A while later, I was reading up on story structure for a television series when it just so happened that the post’s author mentioned their time working on a show called, you guessed it, Ghostwriter. Was this the universe telling me something? I can say for certain that my posterior was telling me to take a break, so I got up, stretched for a bit, then decided to feed my curiosity. I was tickled to find that you can watch the entire original series run on the YouTube channel IBeGhostwriter. Yeah, I subscribed. Apparently there’s a reboot, but I haven’t seen it yet. This post is all about old school shows I enjoyed. Let the fond memories continue.

Of course, the White Rabbit was calling me, so down, down the rabbit hole I went. More nostalgic feels washed over me. It’s like the one recall opened the floodgates and I was trying to name as many shows as I could from my childhood. The next show that came to mind was The Edison Twins. I happened on a random episode on YouTube that featured a very young Corey Haim, later of Lucas and Lost Boys fame, among others. I enjoyed the grainy quality of the episode and I’m chuffed that the episodes of The Edison Twins can also be streamed on Amazon Prime Video.

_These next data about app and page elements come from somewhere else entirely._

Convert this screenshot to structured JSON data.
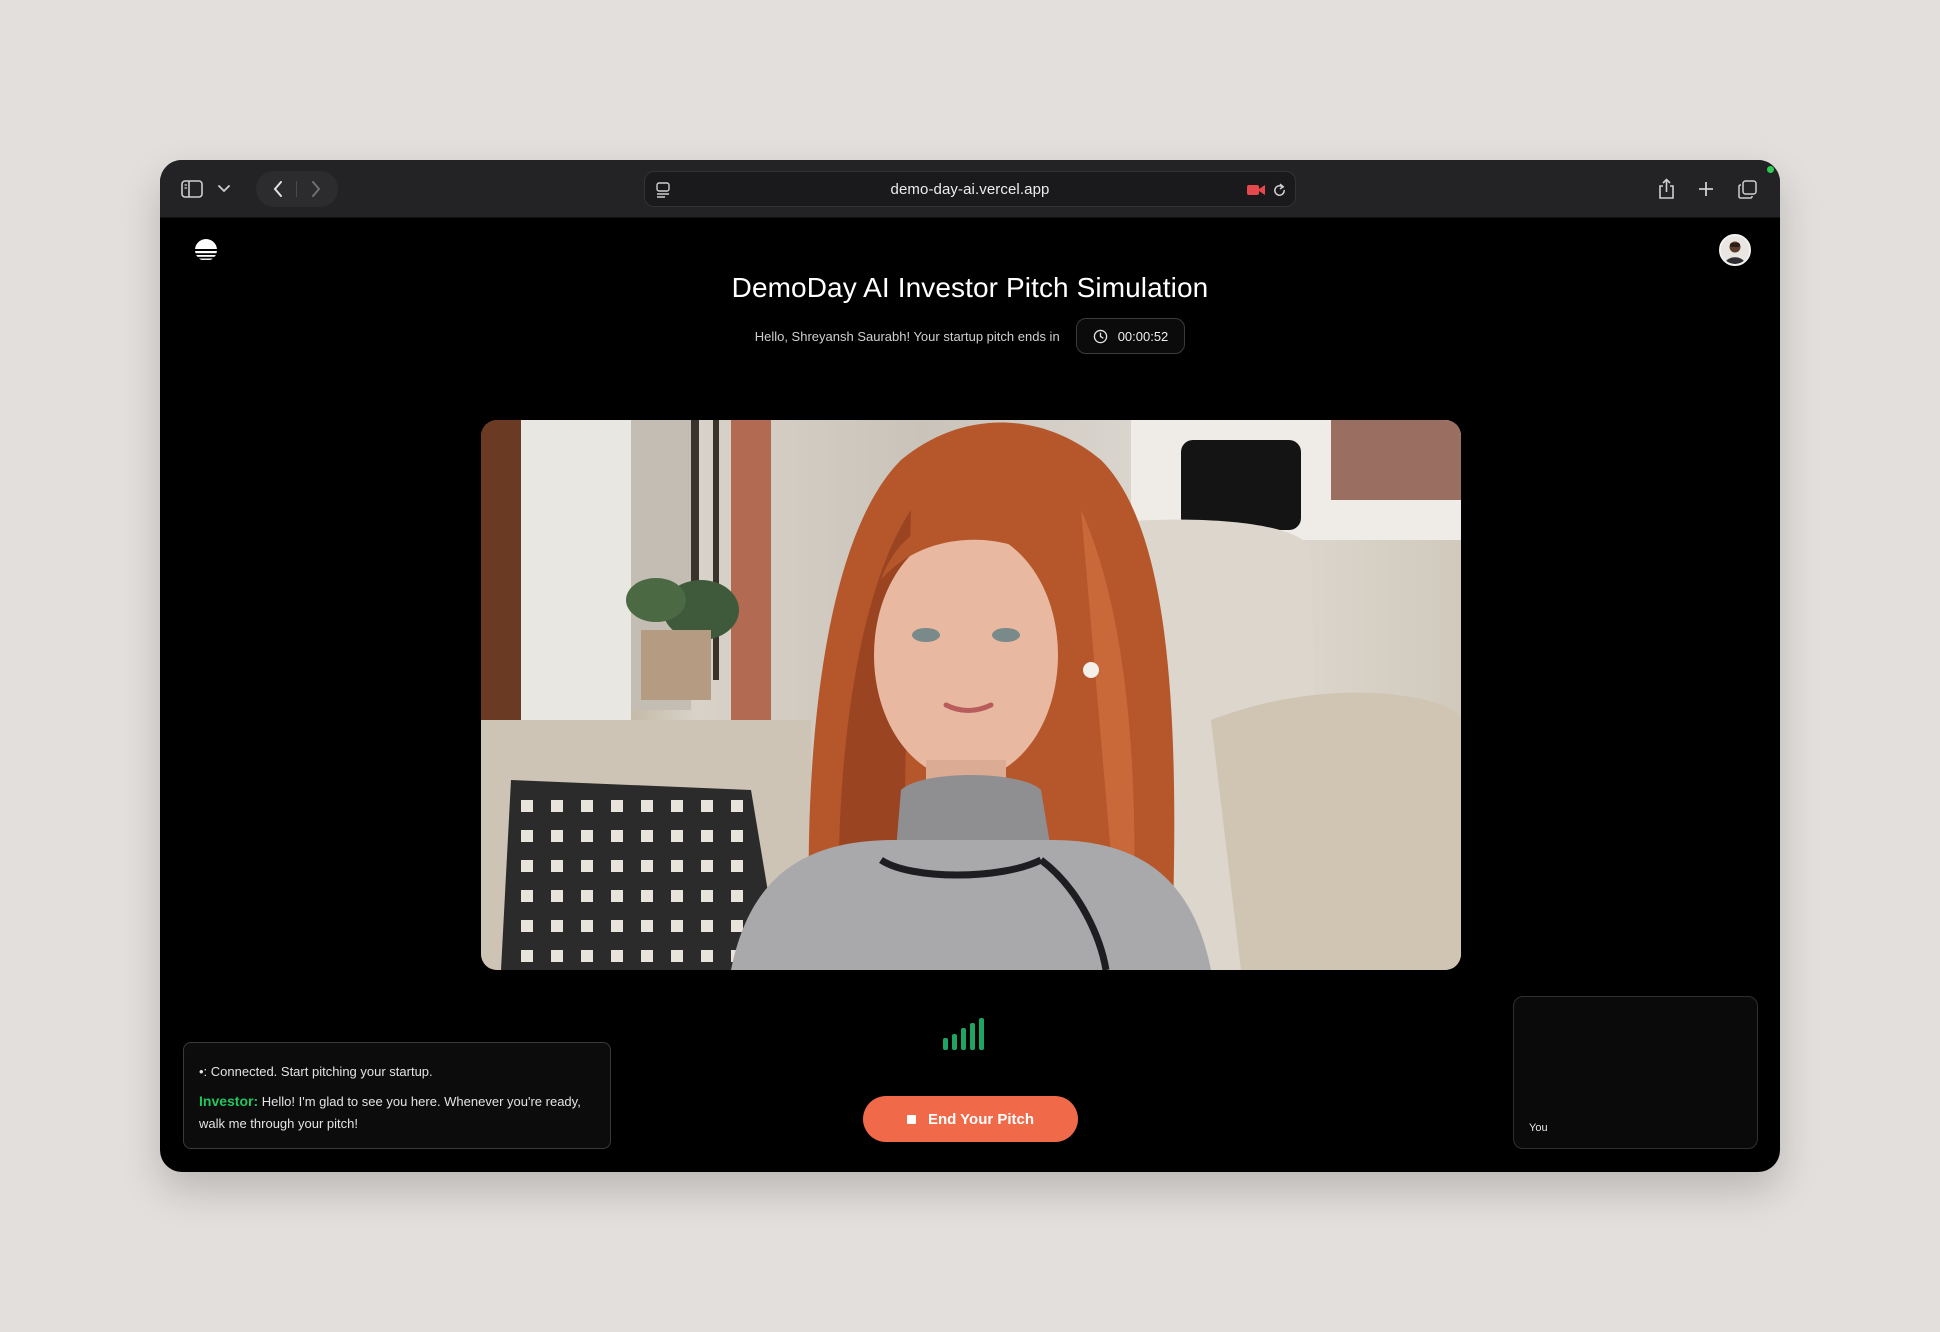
{
  "browser": {
    "url": "demo-day-ai.vercel.app",
    "recording_color": "#e5484d"
  },
  "header": {
    "title": "DemoDay AI Investor Pitch Simulation",
    "subtitle": "Hello, Shreyansh Saurabh! Your startup pitch ends in",
    "timer": "00:00:52"
  },
  "video": {
    "description_icon": "investor-video-feed"
  },
  "audio_levels": {
    "color": "#1fa563"
  },
  "controls": {
    "end_label": "End Your Pitch",
    "end_color": "#f06a4a"
  },
  "transcript": {
    "system_prefix": "•:",
    "system_text": "Connected. Start pitching your startup.",
    "speaker": "Investor:",
    "speaker_color": "#22c55e",
    "message": "Hello! I'm glad to see you here. Whenever you're ready, walk me through your pitch!"
  },
  "self_view": {
    "label": "You"
  }
}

Determined as I was, there was this one show title that I was stumped on. I tried google searches for “kids mystery shows” or “kids detective shows from the 80s-90s”, to no avail. A handful of hours, several lists, and dozens of cross-checks on YouTube for clips and/or theme music later (that was a fun trip down memory lane!), I found it. The moment I saw the title, I smiled, then it was confirmed when I watched the sometimes creepy opening credits. Friends, a show I loved to watch back in the day was called Read All About It!, that ran from 1979-1982. When I started watching it in the late 80s, it had already been in syndication for a few years. I’m so happy that the complete series is also wonderfully curated for your infotainment on YouTube. Yep. Subscribed to that, too.

Among the many shows that took me back decades, these three stood out. Campy? Yes. Dated? Sure. All around good fun? Definitely. All three had to do with kids trying to solve problems through investigation, experimentation, a lot of times using words, puzzles and critical thinking. Many years later, long after I’d watched the last of the episodes, I now realize these shows were the early foundations of my wanting to become a writer.

By the night’s end, I welcomed this sidetrack, of sorts. The premise behind these shows and the effect they had on me as a child has certainly informed the way I choose to tell stories in my fiction today. Perhaps these choices would emerge from the deep recesses of my subconscious, or maybe the pattern of storytelling that appealed to me over the years has been ingrained in me as I write. Either way, I’m grateful for shows like these. They were important for curious young minds and serve as a reminder that I have the opportunity to have the same positive impact on the next and all generations with the stories I share with the world.

Now, if you’ll excuse me, I have some binge watching to do this weekend.

Nostalgia. Such a beautiful thing.

Stay creative, stay weird, be kind to yourself and others.

Until next time,

T out.